  Almost a year and a half later, on October 31, 1997, the INS issued Fong a Notice to Appear in Removal Proceedings (NTA). The NTA failed to state the date, time, or place of any scheduled hearings. A hearing on Fong's removal was held on February 11, 1998, although there is no evidence that Fong was given notice of that hearing date. Fong did not appear, and the Immigration Judge issued an in absentia removal order, ordering that Fong be removed from the United States for the reasons stated in the NTA. The record does not reflect that notice of the order of removal was given to Fong.
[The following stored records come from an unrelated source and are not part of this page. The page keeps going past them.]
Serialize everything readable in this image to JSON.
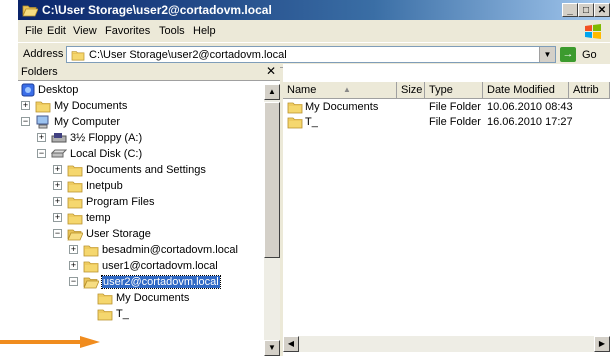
{
  "window": {
    "title": "C:\\User Storage\\user2@cortadovm.local"
  },
  "menu": [
    "File",
    "Edit",
    "View",
    "Favorites",
    "Tools",
    "Help"
  ],
  "address": {
    "label": "Address",
    "value": "C:\\User Storage\\user2@cortadovm.local",
    "go_label": "Go"
  },
  "folders_panel": {
    "header": "Folders",
    "close": "✕",
    "tree": [
      {
        "label": "Desktop"
      },
      {
        "label": "My Documents"
      },
      {
        "label": "My Computer"
      },
      {
        "label": "3½ Floppy (A:)"
      },
      {
        "label": "Local Disk (C:)"
      },
      {
        "label": "Documents and Settings"
      },
      {
        "label": "Inetpub"
      },
      {
        "label": "Program Files"
      },
      {
        "label": "temp"
      },
      {
        "label": "User Storage"
      },
      {
        "label": "besadmin@cortadovm.local"
      },
      {
        "label": "user1@cortadovm.local"
      },
      {
        "label": "user2@cortadovm.local"
      },
      {
        "label": "My Documents"
      },
      {
        "label": "T_"
      }
    ]
  },
  "files": {
    "columns": [
      "Name",
      "Size",
      "Type",
      "Date Modified",
      "Attrib"
    ],
    "sort_indicator": "▲",
    "rows": [
      {
        "name": "My Documents",
        "size": "",
        "type": "File Folder",
        "modified": "10.06.2010 08:43"
      },
      {
        "name": "T_",
        "size": "",
        "type": "File Folder",
        "modified": "16.06.2010 17:27"
      }
    ]
  },
  "colors": {
    "arrow": "#f08c1e",
    "selection": "#316ac5",
    "folder": "#f5d76e"
  }
}
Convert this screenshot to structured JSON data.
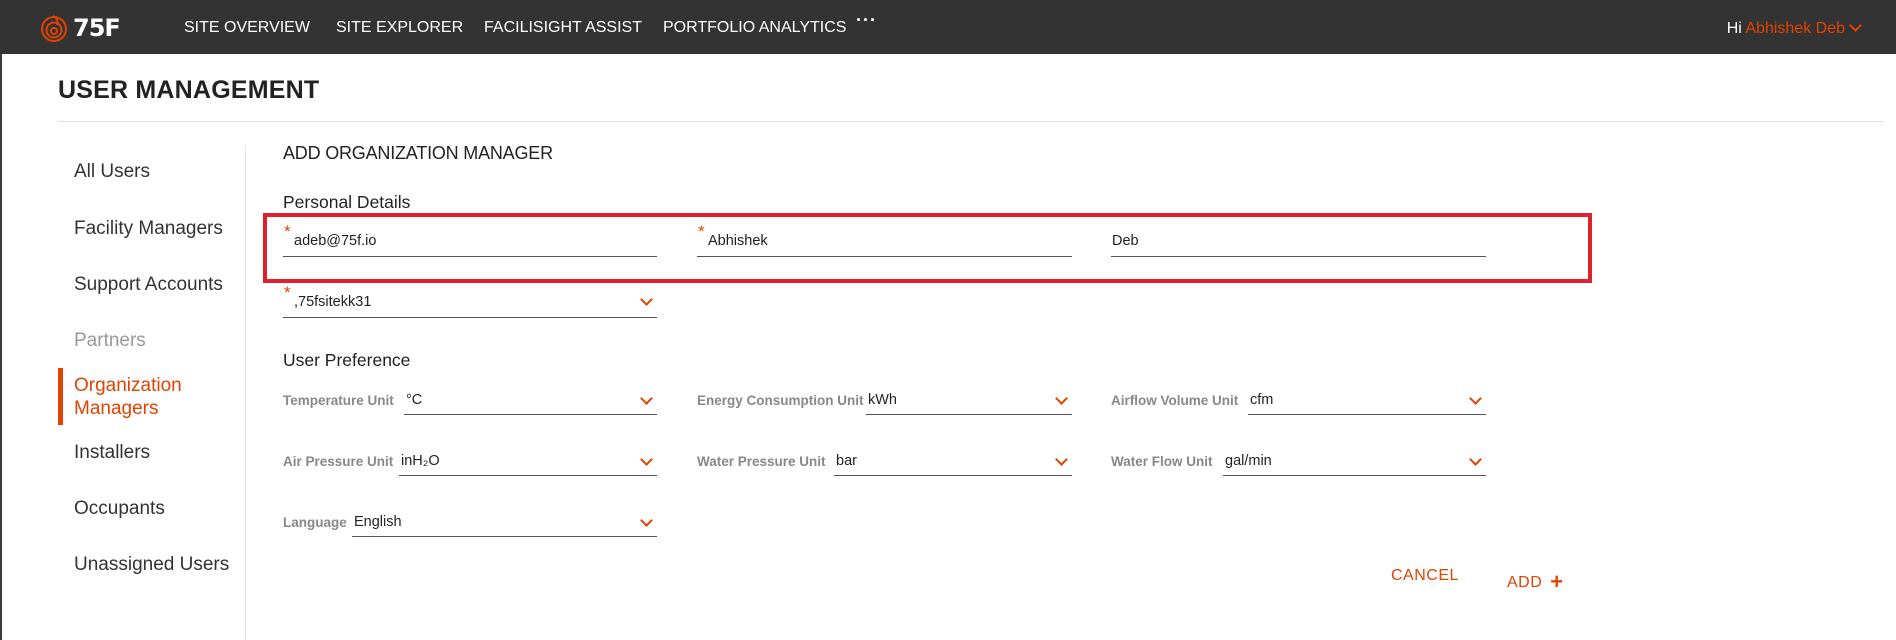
{
  "nav": {
    "brand": "75F",
    "items": [
      "SITE OVERVIEW",
      "SITE EXPLORER",
      "FACILISIGHT ASSIST",
      "PORTFOLIO ANALYTICS"
    ],
    "more": "···",
    "greeting": "Hi",
    "user_name": "Abhishek Deb"
  },
  "page": {
    "title": "USER MANAGEMENT"
  },
  "sidebar": {
    "items": [
      {
        "label": "All Users"
      },
      {
        "label": "Facility Managers"
      },
      {
        "label": "Support Accounts"
      },
      {
        "label": "Partners"
      },
      {
        "label": "Organization Managers",
        "line1": "Organization",
        "line2": "Managers"
      },
      {
        "label": "Installers"
      },
      {
        "label": "Occupants"
      },
      {
        "label": "Unassigned Users"
      }
    ]
  },
  "form": {
    "title": "ADD ORGANIZATION MANAGER",
    "personal_details": {
      "heading": "Personal Details",
      "required_marker": "*",
      "email": "adeb@75f.io",
      "first_name": "Abhishek",
      "last_name": "Deb",
      "site": ",75fsitekk31"
    },
    "preferences": {
      "heading": "User Preference",
      "temperature_unit": {
        "label": "Temperature Unit",
        "value": "°C"
      },
      "energy_unit": {
        "label": "Energy Consumption Unit",
        "value": "kWh"
      },
      "airflow_unit": {
        "label": "Airflow Volume Unit",
        "value": "cfm"
      },
      "air_pressure_unit": {
        "label": "Air Pressure Unit",
        "value": "inH₂O"
      },
      "water_pressure_unit": {
        "label": "Water Pressure Unit",
        "value": "bar"
      },
      "water_flow_unit": {
        "label": "Water Flow Unit",
        "value": "gal/min"
      },
      "language": {
        "label": "Language",
        "value": "English"
      }
    },
    "actions": {
      "cancel": "CANCEL",
      "add": "ADD",
      "add_icon": "+"
    }
  },
  "colors": {
    "accent": "#e24301",
    "topbar": "#333333",
    "highlight": "#e0202a"
  }
}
Over a year and a half later, on September 23, 1999, the INS gave notice to Fong to appear for deportation on November 2, 1999, mailing the notice to One East Broadway, #3C, the address listed as Fong's on the asylum application. Fong did not appear, and nothing occurred with regard to her deportation until September 17, 2003, in the context of an altogether different proceeding.

  On June 17, 2002, Fong's daughter, Oi Ying Chan, an American citizen, filed an 1-130 petition to classify Fong as the immediate relative of a United States citizen. Based on that petition, Fong filed, on October 10, 2002, a Form 1-485, an application for an adjustment of her immigration status to that of a lawful permanent resident. On June 23, 2003, ICE, a successor to the INS,*fn2 gave notice to Fong to appear in its New York office on August 21, 2003, for a hearing on the adjustment application, mailing the notice to the address that Fong had listed on her adjustment application, 90-26 51st Avenue, Elmhurst, New York.
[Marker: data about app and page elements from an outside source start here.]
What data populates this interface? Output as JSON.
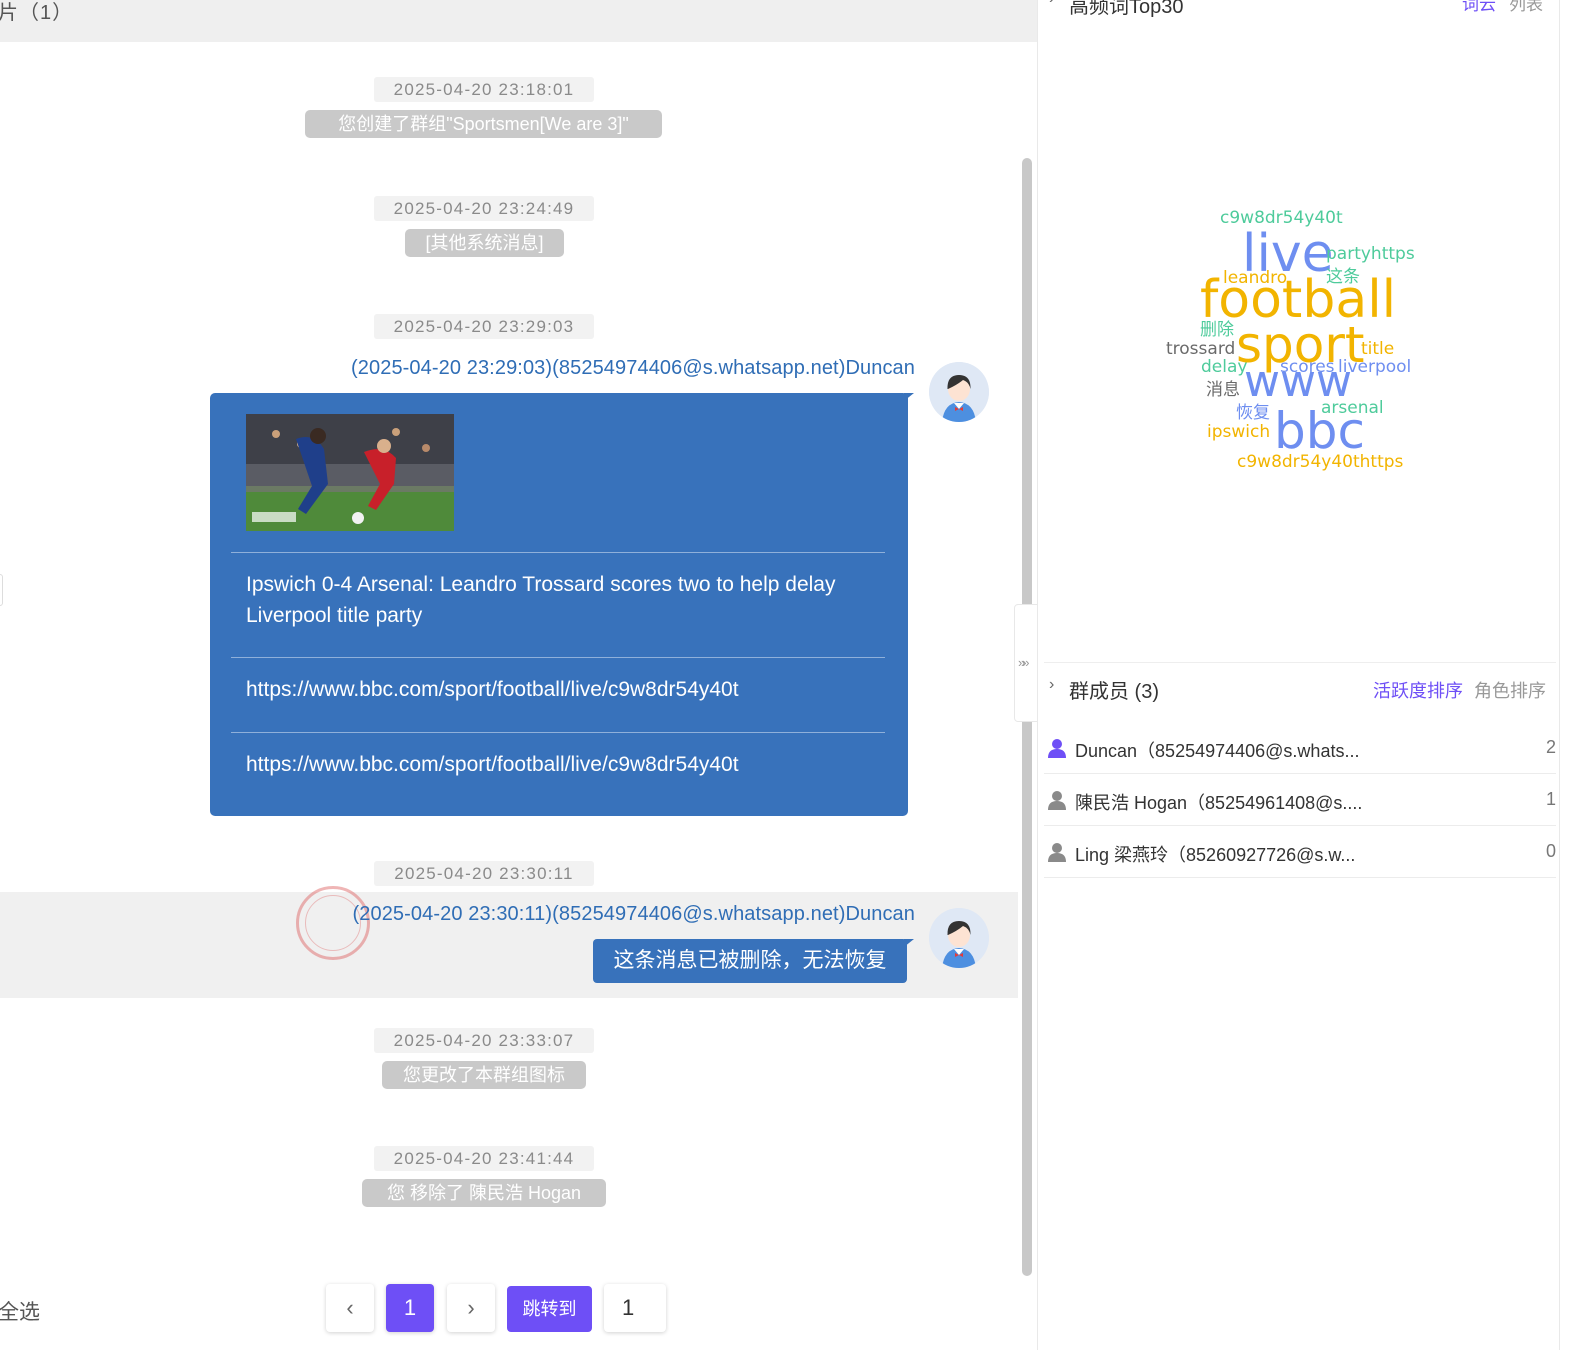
{
  "chat": {
    "header_text": "片（1）",
    "collapse_glyph": "»»",
    "messages": [
      {
        "time": "2025-04-20 23:18:01",
        "system": "您创建了群组\"Sportsmen[We are 3]\""
      },
      {
        "time": "2025-04-20 23:24:49",
        "system": "[其他系统消息]"
      },
      {
        "time": "2025-04-20 23:29:03",
        "sender": "(2025-04-20 23:29:03)(85254974406@s.whatsapp.net)Duncan",
        "link_card": {
          "title": "Ipswich 0-4 Arsenal: Leandro Trossard scores two to help delay Liverpool title party",
          "url_1": "https://www.bbc.com/sport/football/live/c9w8dr54y40t",
          "url_2": "https://www.bbc.com/sport/football/live/c9w8dr54y40t"
        }
      },
      {
        "time": "2025-04-20 23:30:11",
        "sender": "(2025-04-20 23:30:11)(85254974406@s.whatsapp.net)Duncan",
        "text": "这条消息已被删除，无法恢复"
      },
      {
        "time": "2025-04-20 23:33:07",
        "system": "您更改了本群组图标"
      },
      {
        "time": "2025-04-20 23:41:44",
        "system": "您 移除了 陳民浩 Hogan"
      }
    ]
  },
  "pagination": {
    "select_all": "全选",
    "prev_icon": "‹",
    "current_page": "1",
    "next_icon": "›",
    "jump_label": "跳转到",
    "jump_value": "1"
  },
  "wordcloud": {
    "title": "高频词Top30",
    "tab_cloud": "词云",
    "tab_list": "列表",
    "chevron": "›",
    "words": [
      {
        "text": "c9w8dr54y40t",
        "color": "#4ecb9b"
      },
      {
        "text": "live",
        "color": "#6e8ef0"
      },
      {
        "text": "partyhttps",
        "color": "#4ecb9b"
      },
      {
        "text": "leandro",
        "color": "#f2b400"
      },
      {
        "text": "这条",
        "color": "#4ecb9b"
      },
      {
        "text": "football",
        "color": "#f2b400"
      },
      {
        "text": "删除",
        "color": "#4ecb9b"
      },
      {
        "text": "trossard",
        "color": "#6a6a6a"
      },
      {
        "text": "sport",
        "color": "#f2b400"
      },
      {
        "text": "title",
        "color": "#f2b400"
      },
      {
        "text": "delay",
        "color": "#4ecb9b"
      },
      {
        "text": "scores",
        "color": "#6e8ef0"
      },
      {
        "text": "liverpool",
        "color": "#6e8ef0"
      },
      {
        "text": "消息",
        "color": "#6a6a6a"
      },
      {
        "text": "www",
        "color": "#6e8ef0"
      },
      {
        "text": "恢复",
        "color": "#6e8ef0"
      },
      {
        "text": "arsenal",
        "color": "#4ecb9b"
      },
      {
        "text": "ipswich",
        "color": "#f2b400"
      },
      {
        "text": "bbc",
        "color": "#6e8ef0"
      },
      {
        "text": "c9w8dr54y40thttps",
        "color": "#f2b400"
      }
    ]
  },
  "members": {
    "title": "群成员 (3)",
    "chevron": "›",
    "sort_activity": "活跃度排序",
    "sort_role": "角色排序",
    "list": [
      {
        "name": "Duncan（85254974406@s.whats...",
        "count": "2",
        "icon_color": "#6e4ff6"
      },
      {
        "name": "陳民浩 Hogan（85254961408@s....",
        "count": "1",
        "icon_color": "#8a8a8a"
      },
      {
        "name": "Ling 梁燕玲（85260927726@s.w...",
        "count": "0",
        "icon_color": "#8a8a8a"
      }
    ]
  },
  "colors": {
    "accent": "#6e4ff6",
    "bubble": "#3872bb",
    "sender_text": "#2f6db5"
  }
}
  Fong failed to appear on August 21, 2003, but she requested a rescheduling, and she duly appeared on the rescheduled date, September 17, 2003. No hearing on Fong's adjustment application was held. Instead, ICE took Fong into custody for the purpose of removing her from the country.

  On the evening of September 17, 2003, the day she was taken into custody, Fong's counsel filed the instant habeas corpus petition under 28 U.S.C. § 2241, bringing it by Order to Show Cause. I received it in Chambers the morning of September 18, 2003, and, in order to hear the government as well, scheduled a hearing for 3:00 p.m. the same day. Sometime after 1:00 p.m., however, the Assistant United States Attorney informed my Chambers by telephone that Fong was to be put on an airline scheduled for departure to Hong Kong at 1:55 p.m. that same day. When it appeared that an informal effort to defer her departure until after the 3:00 p.m. hearing would not succeed, at 1:35 p.m., I signed the Order to Show Cause, ordering a temporary stay of petitioner's removal pending a hearing. But the order was not heeded; ICE officials informed the parties that the plane was sealed and ready for take-off. The airplane departed on schedule, at 1:55 p.m., with Fong aboard.
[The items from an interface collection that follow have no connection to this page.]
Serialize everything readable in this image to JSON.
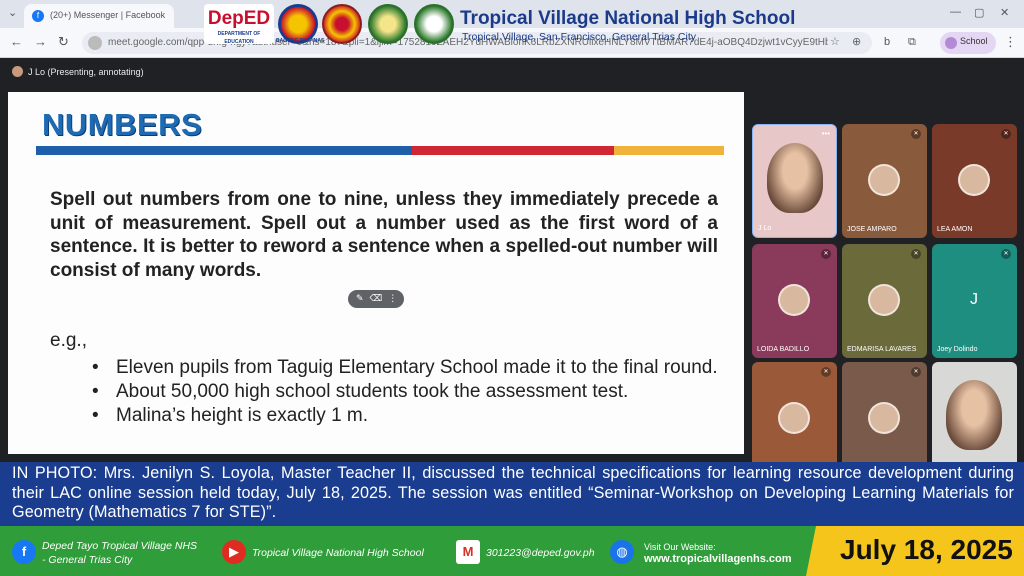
{
  "browser": {
    "tab_title": "(20+) Messenger | Facebook",
    "url": "meet.google.com/qpp-dhfg-hgy?authuser=0&hs=187&pli=1&ijlm=1752819ZAEH2YdHWABlonK6LRbZXNRUlixeHNLY8MVTtBMAR7dE4j-aOBQ4Dzjwt1vCyyE9tHbtG3ES0k3eYfZlywzZv83r...",
    "profile_label": "School"
  },
  "school": {
    "deped_logo_text": "DepED",
    "bagong_pilipinas_text": "BAGONG PILIPINAS",
    "name": "Tropical Village National High School",
    "address": "Tropical Village, San Francisco, General Trias City"
  },
  "meet": {
    "presenter_label": "J Lo (Presenting, annotating)"
  },
  "slide": {
    "title": "NUMBERS",
    "paragraph": "Spell out numbers from one to nine, unless they immediately precede a unit of measurement. Spell out a number used as the first word of a sentence. It is better to reword a sentence when a spelled-out number will consist of many words.",
    "eg_label": "e.g.,",
    "examples": [
      "Eleven pupils from Taguig Elementary School made it to the final round.",
      "About 50,000 high school students took the assessment test.",
      "Malina’s height is exactly 1 m."
    ]
  },
  "participants": [
    {
      "name": "J Lo",
      "kind": "video",
      "bg": "#e8c7c9"
    },
    {
      "name": "JOSE AMPARO",
      "kind": "avatar",
      "bg": "#8a5a3c"
    },
    {
      "name": "LEA AMON",
      "kind": "avatar",
      "bg": "#7a3a2a"
    },
    {
      "name": "LOIDA BADILLO",
      "kind": "avatar",
      "bg": "#8a3a5a"
    },
    {
      "name": "EDMARISA LAVARES",
      "kind": "avatar",
      "bg": "#6a6a3a"
    },
    {
      "name": "Joey Dolindo",
      "kind": "letter",
      "letter": "J",
      "bg": "#1e8e80"
    },
    {
      "name": "",
      "kind": "avatar",
      "bg": "#9a5a3a"
    },
    {
      "name": "",
      "kind": "avatar",
      "bg": "#7a5a4a"
    },
    {
      "name": "",
      "kind": "video",
      "bg": "#d8d8d6"
    }
  ],
  "caption": "IN PHOTO: Mrs. Jenilyn S. Loyola, Master Teacher II, discussed the technical specifications for learning resource development during their LAC online session held today, July 18, 2025. The session was entitled “Seminar-Workshop on Developing Learning Materials for Geometry (Mathematics 7 for STE)”.",
  "footer": {
    "facebook_line1": "Deped Tayo Tropical Village NHS",
    "facebook_line2": "- General Trias City",
    "youtube": "Tropical Village National High School",
    "email": "301223@deped.gov.ph",
    "website_label": "Visit Our Website:",
    "website": "www.tropicalvillagenhs.com",
    "date": "July 18, 2025"
  },
  "colors": {
    "caption_bg": "#1b3d8f",
    "footer_bg": "#2f9e3a",
    "date_bg": "#f5c51b",
    "slide_title": "#1f6bb3"
  }
}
  Counsel appeared in court that afternoon without Fong, and again on December 22, 2003 and February 9, 2004. I now grant the petition, for the reasons discussed below.

  The Illegality of Fong's Removal

  1. Denial of Due Process — Removal in Contravention of Regulations

  The Bureau's governing regulations provide that "[a]n alien taken into custody either upon notice to surrender or by arrest shall not be deported less than 72 hours thereafter without his or her consent." 8 C.F.R. § 241.22. Fong was taken into custody on September 17, 2003, and removed from the United States the day after, well short of the 72-hour period provided by the regulations. The government argues that the 72-hour requirement applies to cases of ...


Buy This Entire Record For $7.95

Download the entire decision to receive the complete text, official citation,
docket number, dissents and concurrences, and footnotes for this case.

Learn more about what you receive with purchase of this case.